Dataset excerpts
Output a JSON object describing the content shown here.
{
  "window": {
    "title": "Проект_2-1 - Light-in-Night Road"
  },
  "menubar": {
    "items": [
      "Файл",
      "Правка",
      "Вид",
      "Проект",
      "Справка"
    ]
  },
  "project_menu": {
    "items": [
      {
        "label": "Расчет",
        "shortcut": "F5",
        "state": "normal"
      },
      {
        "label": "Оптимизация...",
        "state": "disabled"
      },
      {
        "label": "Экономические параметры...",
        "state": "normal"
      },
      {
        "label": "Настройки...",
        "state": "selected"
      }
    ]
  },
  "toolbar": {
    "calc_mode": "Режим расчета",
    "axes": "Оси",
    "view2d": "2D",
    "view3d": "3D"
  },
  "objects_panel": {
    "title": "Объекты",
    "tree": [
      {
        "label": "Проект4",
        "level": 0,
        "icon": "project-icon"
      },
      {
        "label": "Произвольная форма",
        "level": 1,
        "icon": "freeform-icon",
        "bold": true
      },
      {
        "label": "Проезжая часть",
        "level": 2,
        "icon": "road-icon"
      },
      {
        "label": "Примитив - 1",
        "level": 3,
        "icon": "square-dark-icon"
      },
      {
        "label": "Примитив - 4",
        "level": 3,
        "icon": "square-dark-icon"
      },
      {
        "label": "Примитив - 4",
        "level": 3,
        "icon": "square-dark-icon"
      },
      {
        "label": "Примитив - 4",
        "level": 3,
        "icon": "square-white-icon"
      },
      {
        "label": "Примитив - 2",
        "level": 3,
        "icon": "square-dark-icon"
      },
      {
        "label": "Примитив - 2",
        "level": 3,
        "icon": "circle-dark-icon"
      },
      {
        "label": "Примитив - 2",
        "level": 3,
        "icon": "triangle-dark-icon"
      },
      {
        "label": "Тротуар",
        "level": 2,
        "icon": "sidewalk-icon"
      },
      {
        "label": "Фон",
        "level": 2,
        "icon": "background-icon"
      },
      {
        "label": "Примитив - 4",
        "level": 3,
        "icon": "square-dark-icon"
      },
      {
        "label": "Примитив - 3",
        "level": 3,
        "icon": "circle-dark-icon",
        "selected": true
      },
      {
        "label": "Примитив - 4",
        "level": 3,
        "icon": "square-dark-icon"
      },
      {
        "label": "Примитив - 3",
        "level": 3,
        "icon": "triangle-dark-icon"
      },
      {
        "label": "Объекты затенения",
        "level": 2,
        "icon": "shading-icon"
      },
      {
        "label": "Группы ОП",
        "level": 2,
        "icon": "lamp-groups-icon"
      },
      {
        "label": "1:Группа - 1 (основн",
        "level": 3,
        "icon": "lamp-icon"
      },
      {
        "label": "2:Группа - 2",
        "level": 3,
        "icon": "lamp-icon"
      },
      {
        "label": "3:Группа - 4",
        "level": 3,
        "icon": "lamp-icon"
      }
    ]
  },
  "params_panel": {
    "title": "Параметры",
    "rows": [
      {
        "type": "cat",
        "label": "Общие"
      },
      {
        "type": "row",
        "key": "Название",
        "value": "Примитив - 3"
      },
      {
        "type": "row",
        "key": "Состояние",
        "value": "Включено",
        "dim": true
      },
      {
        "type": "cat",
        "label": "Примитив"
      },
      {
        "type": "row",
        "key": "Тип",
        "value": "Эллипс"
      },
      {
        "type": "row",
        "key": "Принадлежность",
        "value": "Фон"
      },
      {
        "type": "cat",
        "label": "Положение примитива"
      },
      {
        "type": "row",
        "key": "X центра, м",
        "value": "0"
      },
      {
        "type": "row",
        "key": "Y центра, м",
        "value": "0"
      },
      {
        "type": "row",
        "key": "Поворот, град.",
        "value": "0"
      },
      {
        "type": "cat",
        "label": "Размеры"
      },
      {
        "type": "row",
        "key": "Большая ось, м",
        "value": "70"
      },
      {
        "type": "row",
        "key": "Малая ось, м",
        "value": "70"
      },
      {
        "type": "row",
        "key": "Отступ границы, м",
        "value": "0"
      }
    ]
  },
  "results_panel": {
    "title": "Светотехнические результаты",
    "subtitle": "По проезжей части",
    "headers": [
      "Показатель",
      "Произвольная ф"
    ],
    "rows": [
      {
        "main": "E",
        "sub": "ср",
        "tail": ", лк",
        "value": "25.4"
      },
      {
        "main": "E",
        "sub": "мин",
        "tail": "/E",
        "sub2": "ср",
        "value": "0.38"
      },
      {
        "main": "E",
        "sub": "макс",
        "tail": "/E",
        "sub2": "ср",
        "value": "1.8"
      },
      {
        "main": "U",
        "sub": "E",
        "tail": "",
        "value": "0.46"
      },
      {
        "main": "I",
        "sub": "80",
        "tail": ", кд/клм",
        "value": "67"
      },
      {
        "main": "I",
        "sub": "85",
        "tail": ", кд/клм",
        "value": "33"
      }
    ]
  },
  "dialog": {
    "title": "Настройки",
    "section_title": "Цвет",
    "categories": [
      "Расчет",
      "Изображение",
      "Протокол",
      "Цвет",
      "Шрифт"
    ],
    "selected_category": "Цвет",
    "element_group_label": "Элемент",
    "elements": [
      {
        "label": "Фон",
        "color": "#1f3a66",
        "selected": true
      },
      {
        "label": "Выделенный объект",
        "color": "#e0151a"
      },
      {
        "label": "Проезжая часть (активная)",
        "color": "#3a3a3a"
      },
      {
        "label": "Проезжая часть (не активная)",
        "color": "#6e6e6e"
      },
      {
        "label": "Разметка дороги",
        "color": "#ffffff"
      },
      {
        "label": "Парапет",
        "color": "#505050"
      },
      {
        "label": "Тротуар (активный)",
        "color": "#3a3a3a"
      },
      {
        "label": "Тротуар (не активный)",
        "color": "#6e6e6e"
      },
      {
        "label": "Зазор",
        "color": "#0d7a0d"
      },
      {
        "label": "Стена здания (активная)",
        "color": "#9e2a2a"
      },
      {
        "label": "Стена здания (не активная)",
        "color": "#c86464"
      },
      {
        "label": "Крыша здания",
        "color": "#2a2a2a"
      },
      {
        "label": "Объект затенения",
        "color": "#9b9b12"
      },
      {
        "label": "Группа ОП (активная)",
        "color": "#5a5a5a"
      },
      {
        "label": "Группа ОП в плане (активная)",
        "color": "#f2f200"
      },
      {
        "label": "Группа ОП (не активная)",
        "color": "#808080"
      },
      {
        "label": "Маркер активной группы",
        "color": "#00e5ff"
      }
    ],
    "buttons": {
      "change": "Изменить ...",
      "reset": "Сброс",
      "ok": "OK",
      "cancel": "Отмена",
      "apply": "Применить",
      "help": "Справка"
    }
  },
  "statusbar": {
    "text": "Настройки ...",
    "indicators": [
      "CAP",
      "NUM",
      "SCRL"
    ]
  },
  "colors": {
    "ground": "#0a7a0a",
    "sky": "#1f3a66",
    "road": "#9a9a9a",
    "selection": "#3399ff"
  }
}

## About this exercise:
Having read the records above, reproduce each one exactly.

## Result of the task:
Output a JSON object describing the content shown here.
{
  "window": {
    "title": "Проект_2-1 - Light-in-Night Road"
  },
  "menubar": {
    "items": [
      "Файл",
      "Правка",
      "Вид",
      "Проект",
      "Справка"
    ]
  },
  "project_menu": {
    "items": [
      {
        "label": "Расчет",
        "shortcut": "F5",
        "state": "normal"
      },
      {
        "label": "Оптимизация...",
        "state": "disabled"
      },
      {
        "label": "Экономические параметры...",
        "state": "normal"
      },
      {
        "label": "Настройки...",
        "state": "selected"
      }
    ]
  },
  "toolbar": {
    "calc_mode": "Режим расчета",
    "axes": "Оси",
    "view2d": "2D",
    "view3d": "3D"
  },
  "objects_panel": {
    "title": "Объекты",
    "tree": [
      {
        "label": "Проект4",
        "level": 0,
        "icon": "project-icon"
      },
      {
        "label": "Произвольная форма",
        "level": 1,
        "icon": "freeform-icon",
        "bold": true
      },
      {
        "label": "Проезжая часть",
        "level": 2,
        "icon": "road-icon"
      },
      {
        "label": "Примитив - 1",
        "level": 3,
        "icon": "square-dark-icon"
      },
      {
        "label": "Примитив - 4",
        "level": 3,
        "icon": "square-dark-icon"
      },
      {
        "label": "Примитив - 4",
        "level": 3,
        "icon": "square-dark-icon"
      },
      {
        "label": "Примитив - 4",
        "level": 3,
        "icon": "square-white-icon"
      },
      {
        "label": "Примитив - 2",
        "level": 3,
        "icon": "square-dark-icon"
      },
      {
        "label": "Примитив - 2",
        "level": 3,
        "icon": "circle-dark-icon"
      },
      {
        "label": "Примитив - 2",
        "level": 3,
        "icon": "triangle-dark-icon"
      },
      {
        "label": "Тротуар",
        "level": 2,
        "icon": "sidewalk-icon"
      },
      {
        "label": "Фон",
        "level": 2,
        "icon": "background-icon"
      },
      {
        "label": "Примитив - 4",
        "level": 3,
        "icon": "square-dark-icon"
      },
      {
        "label": "Примитив - 3",
        "level": 3,
        "icon": "circle-dark-icon",
        "selected": true
      },
      {
        "label": "Примитив - 4",
        "level": 3,
        "icon": "square-dark-icon"
      },
      {
        "label": "Примитив - 3",
        "level": 3,
        "icon": "triangle-dark-icon"
      },
      {
        "label": "Объекты затенения",
        "level": 2,
        "icon": "shading-icon"
      },
      {
        "label": "Группы ОП",
        "level": 2,
        "icon": "lamp-groups-icon"
      },
      {
        "label": "1:Группа - 1 (основн",
        "level": 3,
        "icon": "lamp-icon"
      },
      {
        "label": "2:Группа - 2",
        "level": 3,
        "icon": "lamp-icon"
      },
      {
        "label": "3:Группа - 4",
        "level": 3,
        "icon": "lamp-icon"
      }
    ]
  },
  "params_panel": {
    "title": "Параметры",
    "rows": [
      {
        "type": "cat",
        "label": "Общие"
      },
      {
        "type": "row",
        "key": "Название",
        "value": "Примитив - 3"
      },
      {
        "type": "row",
        "key": "Состояние",
        "value": "Включено",
        "dim": true
      },
      {
        "type": "cat",
        "label": "Примитив"
      },
      {
        "type": "row",
        "key": "Тип",
        "value": "Эллипс"
      },
      {
        "type": "row",
        "key": "Принадлежность",
        "value": "Фон"
      },
      {
        "type": "cat",
        "label": "Положение примитива"
      },
      {
        "type": "row",
        "key": "X центра, м",
        "value": "0"
      },
      {
        "type": "row",
        "key": "Y центра, м",
        "value": "0"
      },
      {
        "type": "row",
        "key": "Поворот, град.",
        "value": "0"
      },
      {
        "type": "cat",
        "label": "Размеры"
      },
      {
        "type": "row",
        "key": "Большая ось, м",
        "value": "70"
      },
      {
        "type": "row",
        "key": "Малая ось, м",
        "value": "70"
      },
      {
        "type": "row",
        "key": "Отступ границы, м",
        "value": "0"
      }
    ]
  },
  "results_panel": {
    "title": "Светотехнические результаты",
    "subtitle": "По проезжей части",
    "headers": [
      "Показатель",
      "Произвольная ф"
    ],
    "rows": [
      {
        "main": "E",
        "sub": "ср",
        "tail": ", лк",
        "value": "25.4"
      },
      {
        "main": "E",
        "sub": "мин",
        "tail": "/E",
        "sub2": "ср",
        "value": "0.38"
      },
      {
        "main": "E",
        "sub": "макс",
        "tail": "/E",
        "sub2": "ср",
        "value": "1.8"
      },
      {
        "main": "U",
        "sub": "E",
        "tail": "",
        "value": "0.46"
      },
      {
        "main": "I",
        "sub": "80",
        "tail": ", кд/клм",
        "value": "67"
      },
      {
        "main": "I",
        "sub": "85",
        "tail": ", кд/клм",
        "value": "33"
      }
    ]
  },
  "dialog": {
    "title": "Настройки",
    "section_title": "Цвет",
    "categories": [
      "Расчет",
      "Изображение",
      "Протокол",
      "Цвет",
      "Шрифт"
    ],
    "selected_category": "Цвет",
    "element_group_label": "Элемент",
    "elements": [
      {
        "label": "Фон",
        "color": "#1f3a66",
        "selected": true
      },
      {
        "label": "Выделенный объект",
        "color": "#e0151a"
      },
      {
        "label": "Проезжая часть (активная)",
        "color": "#3a3a3a"
      },
      {
        "label": "Проезжая часть (не активная)",
        "color": "#6e6e6e"
      },
      {
        "label": "Разметка дороги",
        "color": "#ffffff"
      },
      {
        "label": "Парапет",
        "color": "#505050"
      },
      {
        "label": "Тротуар (активный)",
        "color": "#3a3a3a"
      },
      {
        "label": "Тротуар (не активный)",
        "color": "#6e6e6e"
      },
      {
        "label": "Зазор",
        "color": "#0d7a0d"
      },
      {
        "label": "Стена здания (активная)",
        "color": "#9e2a2a"
      },
      {
        "label": "Стена здания (не активная)",
        "color": "#c86464"
      },
      {
        "label": "Крыша здания",
        "color": "#2a2a2a"
      },
      {
        "label": "Объект затенения",
        "color": "#9b9b12"
      },
      {
        "label": "Группа ОП (активная)",
        "color": "#5a5a5a"
      },
      {
        "label": "Группа ОП в плане (активная)",
        "color": "#f2f200"
      },
      {
        "label": "Группа ОП (не активная)",
        "color": "#808080"
      },
      {
        "label": "Маркер активной группы",
        "color": "#00e5ff"
      }
    ],
    "buttons": {
      "change": "Изменить ...",
      "reset": "Сброс",
      "ok": "OK",
      "cancel": "Отмена",
      "apply": "Применить",
      "help": "Справка"
    }
  },
  "statusbar": {
    "text": "Настройки ...",
    "indicators": [
      "CAP",
      "NUM",
      "SCRL"
    ]
  },
  "colors": {
    "ground": "#0a7a0a",
    "sky": "#1f3a66",
    "road": "#9a9a9a",
    "selection": "#3399ff"
  }
}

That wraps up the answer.